Dorothy Sturm

Women of Achievement

for a woman whose achievements still enrich our lives:

Dorothy Sturm

Artist, educator and mentor all describe Dorothy Sturm’s achievements. She excelled in each of these areas during her lifetime and her impact continues to be felt.

Born in Memphis in 1911, Dorothy Sturm graduated from St. Mary’s Episcopal Girls’ School in 1929. Her father gave her a bus ticket to New York, where she arrived in 1930 to study art.

She returned to the Delta in 1938 to become an instructor at the Memphis College of Art where she taught until she formally retired in the late 1970s. During her teaching career she continued to create her own art. In addition to her abstract pieces, she is world-famous in the medical community for her watercolors of blood cells, which were first published in a 1953 text.

These are the facts surrounding the life of Dorothy Sturm. But they in no way fully describe the impact she had both on the art world and on her students and friends.

One of her many supporters said, “Dorothy is a woman who knew no boundaries. She persevered, challenged and excelled in all arenas in which she participated, regardless of obstacles or opposition. She was an artist whose expressive mode was always on the edge pushing our vision and intellect.”

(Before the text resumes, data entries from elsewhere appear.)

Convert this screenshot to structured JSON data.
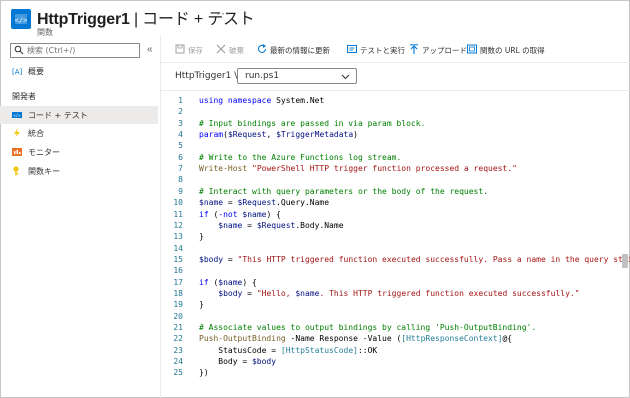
{
  "header": {
    "title_name": "HttpTrigger1",
    "title_sep": " | ",
    "title_page": "コード + テスト",
    "more": "···",
    "subtitle": "関数"
  },
  "sidebar": {
    "search_placeholder": "検索 (Ctrl+/)",
    "collapse": "«",
    "overview": "概要",
    "section": "開発者",
    "items": [
      {
        "label": "コード + テスト",
        "icon": "code-icon"
      },
      {
        "label": "統合",
        "icon": "lightning-icon"
      },
      {
        "label": "モニター",
        "icon": "monitor-icon"
      },
      {
        "label": "関数キー",
        "icon": "key-icon"
      }
    ]
  },
  "toolbar": {
    "save": "保存",
    "discard": "破棄",
    "refresh": "最新の情報に更新",
    "test": "テストと実行",
    "upload": "アップロード",
    "get_url": "関数の URL の取得"
  },
  "file": {
    "breadcrumb": "HttpTrigger1",
    "separator": "\\",
    "selected": "run.ps1"
  },
  "colors": {
    "accent": "#0078d4",
    "line_number": "#237893",
    "keyword": "#0000ff",
    "comment": "#008000",
    "string": "#a31515"
  },
  "code": [
    {
      "n": "1",
      "t": [
        [
          "kw",
          "using"
        ],
        [
          "op",
          " "
        ],
        [
          "kw",
          "namespace"
        ],
        [
          "op",
          " System.Net"
        ]
      ]
    },
    {
      "n": "2",
      "t": []
    },
    {
      "n": "3",
      "t": [
        [
          "cm",
          "# Input bindings are passed in via param block."
        ]
      ]
    },
    {
      "n": "4",
      "t": [
        [
          "kw",
          "param"
        ],
        [
          "op",
          "("
        ],
        [
          "var",
          "$Request"
        ],
        [
          "op",
          ", "
        ],
        [
          "var",
          "$TriggerMetadata"
        ],
        [
          "op",
          ")"
        ]
      ]
    },
    {
      "n": "5",
      "t": []
    },
    {
      "n": "6",
      "t": [
        [
          "cm",
          "# Write to the Azure Functions log stream."
        ]
      ]
    },
    {
      "n": "7",
      "t": [
        [
          "fn",
          "Write-Host"
        ],
        [
          "op",
          " "
        ],
        [
          "str",
          "\"PowerShell HTTP trigger function processed a request.\""
        ]
      ]
    },
    {
      "n": "8",
      "t": []
    },
    {
      "n": "9",
      "t": [
        [
          "cm",
          "# Interact with query parameters or the body of the request."
        ]
      ]
    },
    {
      "n": "10",
      "t": [
        [
          "var",
          "$name"
        ],
        [
          "op",
          " = "
        ],
        [
          "var",
          "$Request"
        ],
        [
          "op",
          ".Query.Name"
        ]
      ]
    },
    {
      "n": "11",
      "t": [
        [
          "kw",
          "if"
        ],
        [
          "op",
          " ("
        ],
        [
          "kw",
          "-not"
        ],
        [
          "op",
          " "
        ],
        [
          "var",
          "$name"
        ],
        [
          "op",
          ") {"
        ]
      ]
    },
    {
      "n": "12",
      "t": [
        [
          "op",
          "    "
        ],
        [
          "var",
          "$name"
        ],
        [
          "op",
          " = "
        ],
        [
          "var",
          "$Request"
        ],
        [
          "op",
          ".Body.Name"
        ]
      ]
    },
    {
      "n": "13",
      "t": [
        [
          "op",
          "}"
        ]
      ]
    },
    {
      "n": "14",
      "t": []
    },
    {
      "n": "15",
      "t": [
        [
          "var",
          "$body"
        ],
        [
          "op",
          " = "
        ],
        [
          "str",
          "\"This HTTP triggered function executed successfully. Pass a name in the query string"
        ]
      ]
    },
    {
      "n": "16",
      "t": []
    },
    {
      "n": "17",
      "t": [
        [
          "kw",
          "if"
        ],
        [
          "op",
          " ("
        ],
        [
          "var",
          "$name"
        ],
        [
          "op",
          ") {"
        ]
      ]
    },
    {
      "n": "18",
      "t": [
        [
          "op",
          "    "
        ],
        [
          "var",
          "$body"
        ],
        [
          "op",
          " = "
        ],
        [
          "str",
          "\"Hello, "
        ],
        [
          "var",
          "$name"
        ],
        [
          "str",
          ". This HTTP triggered function executed successfully.\""
        ]
      ]
    },
    {
      "n": "19",
      "t": [
        [
          "op",
          "}"
        ]
      ]
    },
    {
      "n": "20",
      "t": []
    },
    {
      "n": "21",
      "t": [
        [
          "cm",
          "# Associate values to output bindings by calling 'Push-OutputBinding'."
        ]
      ]
    },
    {
      "n": "22",
      "t": [
        [
          "fn",
          "Push-OutputBinding"
        ],
        [
          "op",
          " -Name Response -Value ("
        ],
        [
          "type",
          "[HttpResponseContext]"
        ],
        [
          "op",
          "@{"
        ]
      ]
    },
    {
      "n": "23",
      "t": [
        [
          "op",
          "    StatusCode = "
        ],
        [
          "type",
          "[HttpStatusCode]"
        ],
        [
          "op",
          "::OK"
        ]
      ]
    },
    {
      "n": "24",
      "t": [
        [
          "op",
          "    Body = "
        ],
        [
          "var",
          "$body"
        ]
      ]
    },
    {
      "n": "25",
      "t": [
        [
          "op",
          "})"
        ]
      ]
    }
  ]
}
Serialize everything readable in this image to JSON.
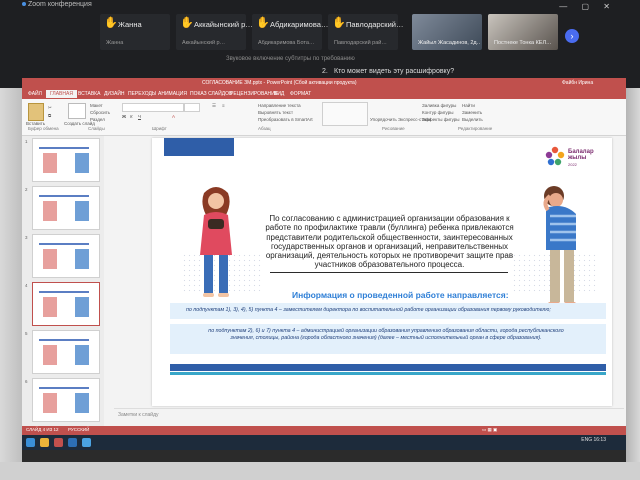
{
  "conference": {
    "title": "Zoom конференция",
    "participants": [
      {
        "name": "Жанна",
        "sub": "Жанна"
      },
      {
        "name": "Аккайынский р…",
        "sub": "Аккайынский р…"
      },
      {
        "name": "Абдикаримова…",
        "sub": "Абдикаримова Бота…"
      },
      {
        "name": "Павлодарский…",
        "sub": "Павлодарский рай…"
      },
      {
        "name": "",
        "sub": "Жайыл Жасадинов, 2д…"
      },
      {
        "name": "",
        "sub": "Постнеке Тонка КЕЛ…"
      }
    ],
    "caption_hint": "Звуковое включение субтитры по требованию",
    "caption_number": "2.",
    "caption_question": "Кто может видеть эту расшифровку?"
  },
  "ppt": {
    "title": "СОГЛАСОВАНИЕ ЗМ.pptx - PowerPoint (Сбой активации продукта)",
    "user": "Файбн Ирина",
    "tabs": [
      "ФАЙЛ",
      "ГЛАВНАЯ",
      "ВСТАВКА",
      "ДИЗАЙН",
      "ПЕРЕХОДЫ",
      "АНИМАЦИЯ",
      "ПОКАЗ СЛАЙДОВ",
      "РЕЦЕНЗИРОВАНИЕ",
      "ВИД",
      "ФОРМАТ"
    ],
    "active_tab": "ГЛАВНАЯ",
    "ribbon": {
      "paste": "Вставить",
      "create_slide": "Создать слайд",
      "groups": [
        "Буфер обмена",
        "Слайды",
        "Шрифт",
        "Абзац",
        "Рисование",
        "Редактирование"
      ],
      "layout": "Макет",
      "reset": "Сбросить",
      "section": "Раздел",
      "text_direction": "Направление текста",
      "align_text": "Выровнять текст",
      "smartart": "Преобразовать в SmartArt",
      "arrange": "Упорядочить",
      "express_styles": "Экспресс-стили",
      "fill": "Заливка фигуры",
      "outline": "Контур фигуры",
      "effects": "Эффекты фигуры",
      "find": "Найти",
      "replace": "Заменить",
      "select": "Выделить"
    },
    "thumb_numbers": [
      "1",
      "2",
      "3",
      "4",
      "5",
      "6"
    ],
    "notes_placeholder": "Заметки к слайду",
    "status_left": "СЛАЙД 4 ИЗ 12",
    "status_lang": "РУССКИЙ",
    "clock_time": "16:13",
    "clock_lang": "ENG"
  },
  "slide": {
    "logo_text": "Балалар жылы",
    "logo_year": "2022",
    "main_text": "По согласованию с администрацией организации образования к работе по профилактике травли (буллинга) ребенка привлекаются представители родительской общественности, заинтересованных государственных органов и организаций, неправительственных организаций, деятельность которых не противоречит защите прав участников образовательного процесса.",
    "info_heading": "Информация о проведенной работе направляется:",
    "info_row1": "по подпунктам 1), 3), 4), 5) пункта 4 – заместителем директора по воспитательной работе организации образования первому руководителю;",
    "info_row2": "по подпунктам 2), 6) и 7) пункта 4 – администрацией организации образования управлению образования области, города республиканского значения, столицы, района (города областного значения) (далее – местный исполнительный орган в сфере образования)."
  },
  "colors": {
    "ppt_accent": "#c0504d",
    "slide_blue": "#2f5ea8",
    "heading_blue": "#2f7fd6",
    "raise_hand": "#ff7a3d"
  }
}
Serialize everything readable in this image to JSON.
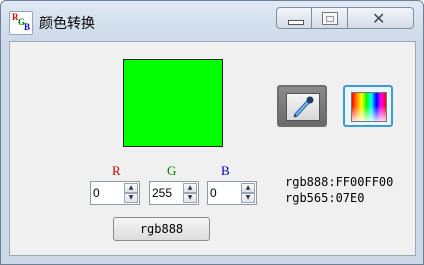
{
  "window": {
    "title": "颜色转换",
    "icon_letters": {
      "r": "R",
      "g": "G",
      "b": "B"
    },
    "controls": {
      "minimize": "minimize-icon",
      "maximize": "maximize-icon",
      "close": "close-icon"
    }
  },
  "color": {
    "preview_hex": "#00ff00"
  },
  "tools": {
    "eyedropper": "eyedropper-icon",
    "palette": "color-palette-icon"
  },
  "channels": [
    {
      "label": "R",
      "value": "0",
      "label_color": "#c00000"
    },
    {
      "label": "G",
      "value": "255",
      "label_color": "#008000"
    },
    {
      "label": "B",
      "value": "0",
      "label_color": "#0000c0"
    }
  ],
  "readout": {
    "rgb888": "rgb888:FF00FF00",
    "rgb565": "rgb565:07E0"
  },
  "mode_button": {
    "label": "rgb888"
  }
}
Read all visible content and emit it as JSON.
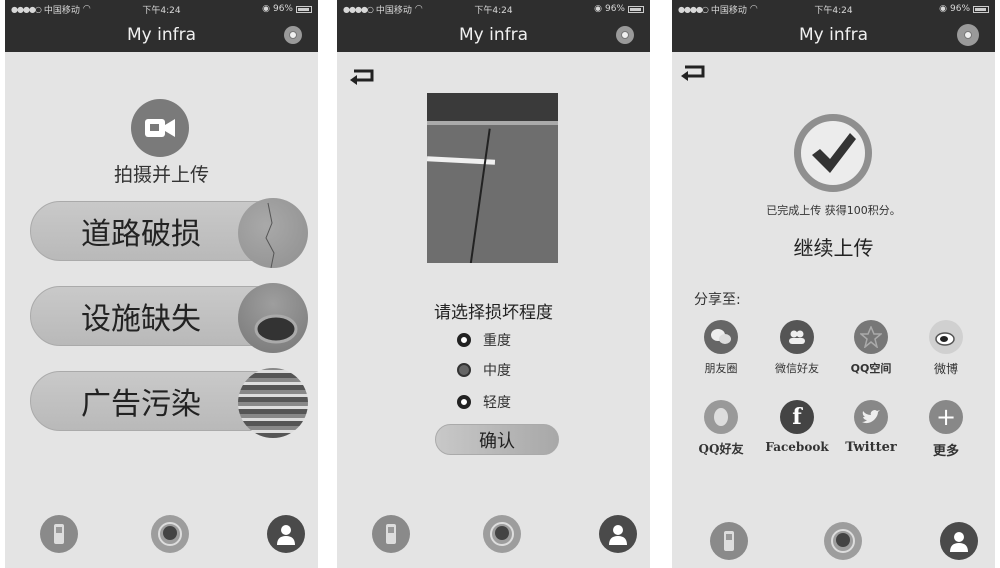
{
  "statusbar": {
    "carrier": "中国移动",
    "time": "下午4:24",
    "battery": "96%"
  },
  "app_title": "My infra",
  "screen1": {
    "capture_label": "拍摄并上传",
    "categories": [
      {
        "label": "道路破损",
        "thumb": "road-crack"
      },
      {
        "label": "设施缺失",
        "thumb": "missing-manhole"
      },
      {
        "label": "广告污染",
        "thumb": "advertising"
      }
    ]
  },
  "screen2": {
    "severity_title": "请选择损坏程度",
    "options": [
      {
        "label": "重度",
        "selected": false
      },
      {
        "label": "中度",
        "selected": true
      },
      {
        "label": "轻度",
        "selected": false
      }
    ],
    "confirm_label": "确认"
  },
  "screen3": {
    "upload_done": "已完成上传  获得100积分。",
    "continue_label": "继续上传",
    "share_label": "分享至:",
    "share_targets": [
      {
        "label": "朋友圈",
        "icon": "wechat-moments-icon"
      },
      {
        "label": "微信好友",
        "icon": "wechat-friends-icon"
      },
      {
        "label": "QQ空间",
        "icon": "qzone-icon"
      },
      {
        "label": "微博",
        "icon": "weibo-icon"
      },
      {
        "label": "QQ好友",
        "icon": "qq-icon"
      },
      {
        "label": "Facebook",
        "icon": "facebook-icon"
      },
      {
        "label": "Twitter",
        "icon": "twitter-icon"
      },
      {
        "label": "更多",
        "icon": "more-icon"
      }
    ]
  },
  "tabbar": {
    "tabs": [
      {
        "icon": "phone-icon"
      },
      {
        "icon": "customer-service-icon"
      },
      {
        "icon": "user-icon"
      }
    ]
  }
}
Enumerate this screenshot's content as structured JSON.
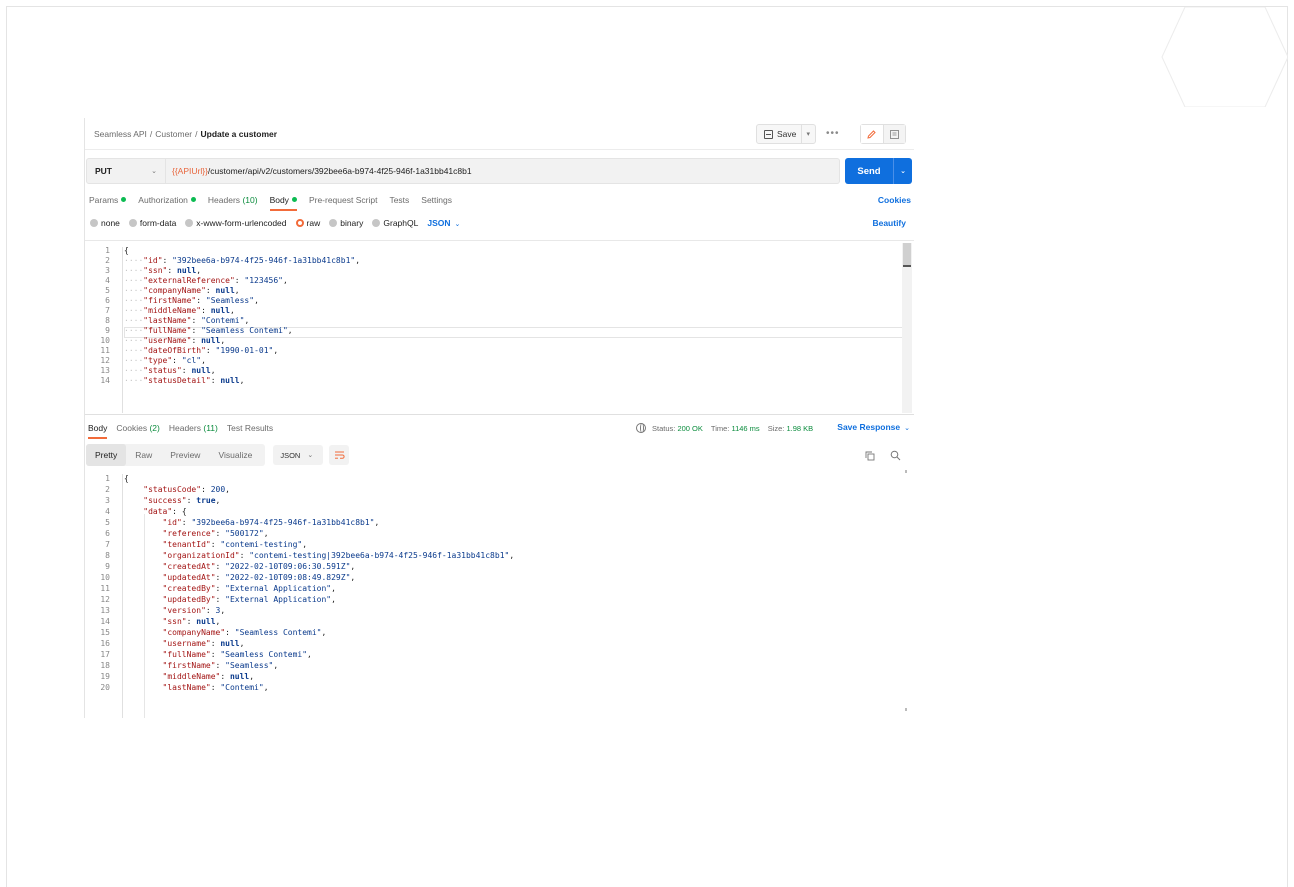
{
  "breadcrumb": {
    "items": [
      "Seamless API",
      "Customer"
    ],
    "current": "Update a customer"
  },
  "toolbar": {
    "save_label": "Save",
    "more_label": "•••"
  },
  "request": {
    "method": "PUT",
    "url_variable": "{{APIUrl}}",
    "url_path": "/customer/api/v2/customers/392bee6a-b974-4f25-946f-1a31bb41c8b1",
    "send_label": "Send"
  },
  "request_tabs": {
    "params": "Params",
    "authorization": "Authorization",
    "headers": "Headers",
    "headers_count": "(10)",
    "body": "Body",
    "prerequest": "Pre-request Script",
    "tests": "Tests",
    "settings": "Settings",
    "cookies": "Cookies"
  },
  "body_types": {
    "none": "none",
    "form_data": "form-data",
    "urlencoded": "x-www-form-urlencoded",
    "raw": "raw",
    "binary": "binary",
    "graphql": "GraphQL",
    "format": "JSON",
    "beautify": "Beautify"
  },
  "request_body": [
    {
      "n": "1",
      "t": "{"
    },
    {
      "n": "2",
      "k": "\"id\"",
      "v": "\"392bee6a-b974-4f25-946f-1a31bb41c8b1\"",
      "vt": "s"
    },
    {
      "n": "3",
      "k": "\"ssn\"",
      "v": "null",
      "vt": "kw"
    },
    {
      "n": "4",
      "k": "\"externalReference\"",
      "v": "\"123456\"",
      "vt": "s"
    },
    {
      "n": "5",
      "k": "\"companyName\"",
      "v": "null",
      "vt": "kw"
    },
    {
      "n": "6",
      "k": "\"firstName\"",
      "v": "\"Seamless\"",
      "vt": "s"
    },
    {
      "n": "7",
      "k": "\"middleName\"",
      "v": "null",
      "vt": "kw"
    },
    {
      "n": "8",
      "k": "\"lastName\"",
      "v": "\"Contemi\"",
      "vt": "s"
    },
    {
      "n": "9",
      "k": "\"fullName\"",
      "v": "\"Seamless Contemi\"",
      "vt": "s"
    },
    {
      "n": "10",
      "k": "\"userName\"",
      "v": "null",
      "vt": "kw"
    },
    {
      "n": "11",
      "k": "\"dateOfBirth\"",
      "v": "\"1990-01-01\"",
      "vt": "s"
    },
    {
      "n": "12",
      "k": "\"type\"",
      "v": "\"cl\"",
      "vt": "s"
    },
    {
      "n": "13",
      "k": "\"status\"",
      "v": "null",
      "vt": "kw"
    },
    {
      "n": "14",
      "k": "\"statusDetail\"",
      "v": "null",
      "vt": "kw"
    }
  ],
  "response_tabs": {
    "body": "Body",
    "cookies": "Cookies",
    "cookies_count": "(2)",
    "headers": "Headers",
    "headers_count": "(11)",
    "test_results": "Test Results"
  },
  "response_meta": {
    "status_label": "Status:",
    "status_value": "200 OK",
    "time_label": "Time:",
    "time_value": "1146 ms",
    "size_label": "Size:",
    "size_value": "1.98 KB",
    "save_response": "Save Response"
  },
  "response_view": {
    "pretty": "Pretty",
    "raw": "Raw",
    "preview": "Preview",
    "visualize": "Visualize",
    "format": "JSON"
  },
  "response_body": [
    {
      "n": "1",
      "t": "{",
      "i": 0
    },
    {
      "n": "2",
      "k": "\"statusCode\"",
      "v": "200",
      "vt": "n",
      "i": 1
    },
    {
      "n": "3",
      "k": "\"success\"",
      "v": "true",
      "vt": "kw",
      "i": 1
    },
    {
      "n": "4",
      "k": "\"data\"",
      "v": "{",
      "vt": "p",
      "i": 1,
      "open": true
    },
    {
      "n": "5",
      "k": "\"id\"",
      "v": "\"392bee6a-b974-4f25-946f-1a31bb41c8b1\"",
      "vt": "s",
      "i": 2
    },
    {
      "n": "6",
      "k": "\"reference\"",
      "v": "\"500172\"",
      "vt": "s",
      "i": 2
    },
    {
      "n": "7",
      "k": "\"tenantId\"",
      "v": "\"contemi-testing\"",
      "vt": "s",
      "i": 2
    },
    {
      "n": "8",
      "k": "\"organizationId\"",
      "v": "\"contemi-testing|392bee6a-b974-4f25-946f-1a31bb41c8b1\"",
      "vt": "s",
      "i": 2
    },
    {
      "n": "9",
      "k": "\"createdAt\"",
      "v": "\"2022-02-10T09:06:30.591Z\"",
      "vt": "s",
      "i": 2
    },
    {
      "n": "10",
      "k": "\"updatedAt\"",
      "v": "\"2022-02-10T09:08:49.829Z\"",
      "vt": "s",
      "i": 2
    },
    {
      "n": "11",
      "k": "\"createdBy\"",
      "v": "\"External Application\"",
      "vt": "s",
      "i": 2
    },
    {
      "n": "12",
      "k": "\"updatedBy\"",
      "v": "\"External Application\"",
      "vt": "s",
      "i": 2
    },
    {
      "n": "13",
      "k": "\"version\"",
      "v": "3",
      "vt": "n",
      "i": 2
    },
    {
      "n": "14",
      "k": "\"ssn\"",
      "v": "null",
      "vt": "kw",
      "i": 2
    },
    {
      "n": "15",
      "k": "\"companyName\"",
      "v": "\"Seamless Contemi\"",
      "vt": "s",
      "i": 2
    },
    {
      "n": "16",
      "k": "\"username\"",
      "v": "null",
      "vt": "kw",
      "i": 2
    },
    {
      "n": "17",
      "k": "\"fullName\"",
      "v": "\"Seamless Contemi\"",
      "vt": "s",
      "i": 2
    },
    {
      "n": "18",
      "k": "\"firstName\"",
      "v": "\"Seamless\"",
      "vt": "s",
      "i": 2
    },
    {
      "n": "19",
      "k": "\"middleName\"",
      "v": "null",
      "vt": "kw",
      "i": 2
    },
    {
      "n": "20",
      "k": "\"lastName\"",
      "v": "\"Contemi\"",
      "vt": "s",
      "i": 2
    }
  ],
  "colors": {
    "accent": "#f26b3a",
    "primary": "#0f6fde",
    "success": "#0cbb52"
  },
  "icons": [
    "save-icon",
    "chevron-down-icon",
    "edit-icon",
    "comment-icon",
    "globe-icon",
    "copy-icon",
    "search-icon",
    "wrap-lines-icon"
  ]
}
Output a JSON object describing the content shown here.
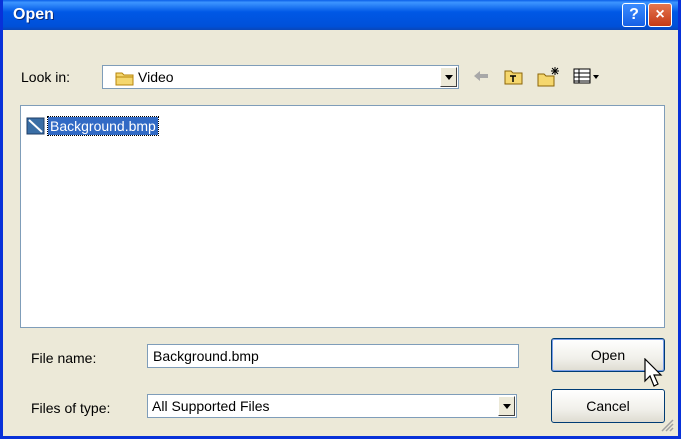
{
  "window": {
    "title": "Open",
    "help_glyph": "?",
    "close_glyph": "×"
  },
  "lookin": {
    "label": "Look in:",
    "value": "Video"
  },
  "toolbar": {
    "icons": [
      "back-arrow-icon",
      "up-folder-icon",
      "new-folder-icon",
      "view-menu-icon"
    ]
  },
  "files": [
    {
      "name": "Background.bmp",
      "selected": true
    }
  ],
  "filename": {
    "label": "File name:",
    "value": "Background.bmp"
  },
  "filetype": {
    "label": "Files of type:",
    "value": "All Supported Files"
  },
  "buttons": {
    "open": "Open",
    "cancel": "Cancel"
  },
  "colors": {
    "titlebar": "#0058E6",
    "selection": "#316AC5",
    "dialog_bg": "#ECE9D8"
  }
}
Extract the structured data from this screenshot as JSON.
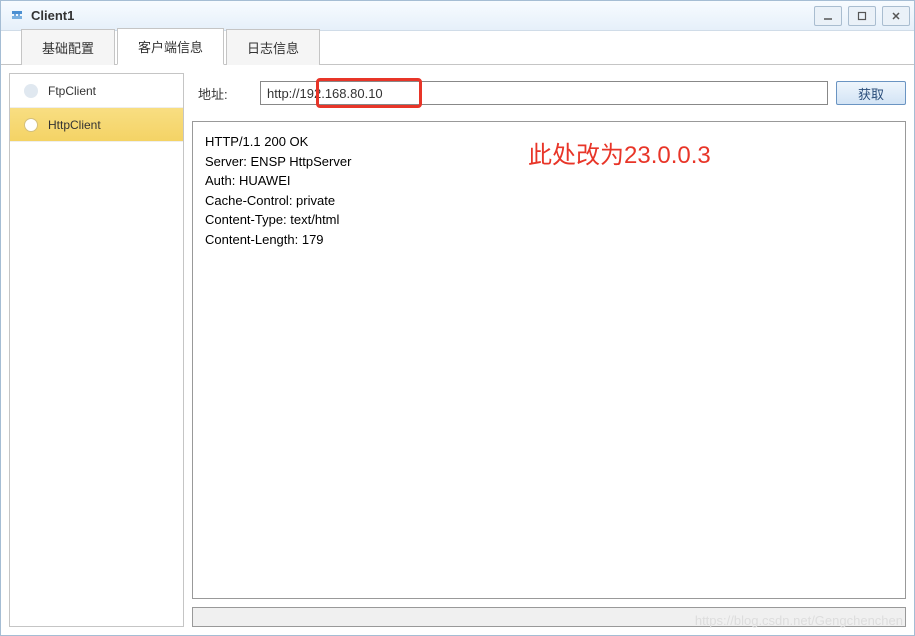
{
  "window": {
    "title": "Client1"
  },
  "tabs": [
    {
      "label": "基础配置"
    },
    {
      "label": "客户端信息"
    },
    {
      "label": "日志信息"
    }
  ],
  "sidebar": {
    "items": [
      {
        "label": "FtpClient"
      },
      {
        "label": "HttpClient"
      }
    ]
  },
  "main": {
    "address_label": "地址:",
    "address_value": "http://192.168.80.10",
    "fetch_button": "获取",
    "response_text": "HTTP/1.1 200 OK\nServer: ENSP HttpServer\nAuth: HUAWEI\nCache-Control: private\nContent-Type: text/html\nContent-Length: 179"
  },
  "annotation": {
    "text": "此处改为23.0.0.3"
  },
  "watermark": "https://blog.csdn.net/Gengchenchen"
}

In the 1950s, when abstract art was new, Dorothy expressed herself in the traditional mediums of painting and drawing. She also forged ahead and applied abstract technique to many other media, which was unheard of at the time. She was one of the few Tennessee artists to be represented by a New York Gallery and her work was exhibited nationally. Simultaneously, in the early 1950s she was making meticulous renderings of blood cells from slides assigned to her by Dr. L.W. Diggs. One nominator says, “To my knowledge, no one has ever approached the quality and excellence of her renderings of cell formations.” The book, The Morphology of Blood Cells was published in 1954 and is now in its fifth edition.

Her impact as a teacher and mentor cannot be understated. She was a role model for women artists at that time. Countless letters from former students and colleagues of both sexes state that contact with Dorothy changed their lives.

A female student from the 1960s says, “She was an avid conversationalist with a broad range of subjects. She was warm, tolerant, accessible and interesting. Her powerful presence was felt by students and colleagues alike.” These sentiments are echoed in letters from working artists and arts educators from across the country.

Dorothy Sturm did not just teach art skills. She taught self-discovery and respect for others, the wonder of nature, pursuit of excellence and how to maintain a spirit of inquiry and curiosity.

Dorothy Sturm died in 1988 but the power of her life’s work continues to ripple through the art world.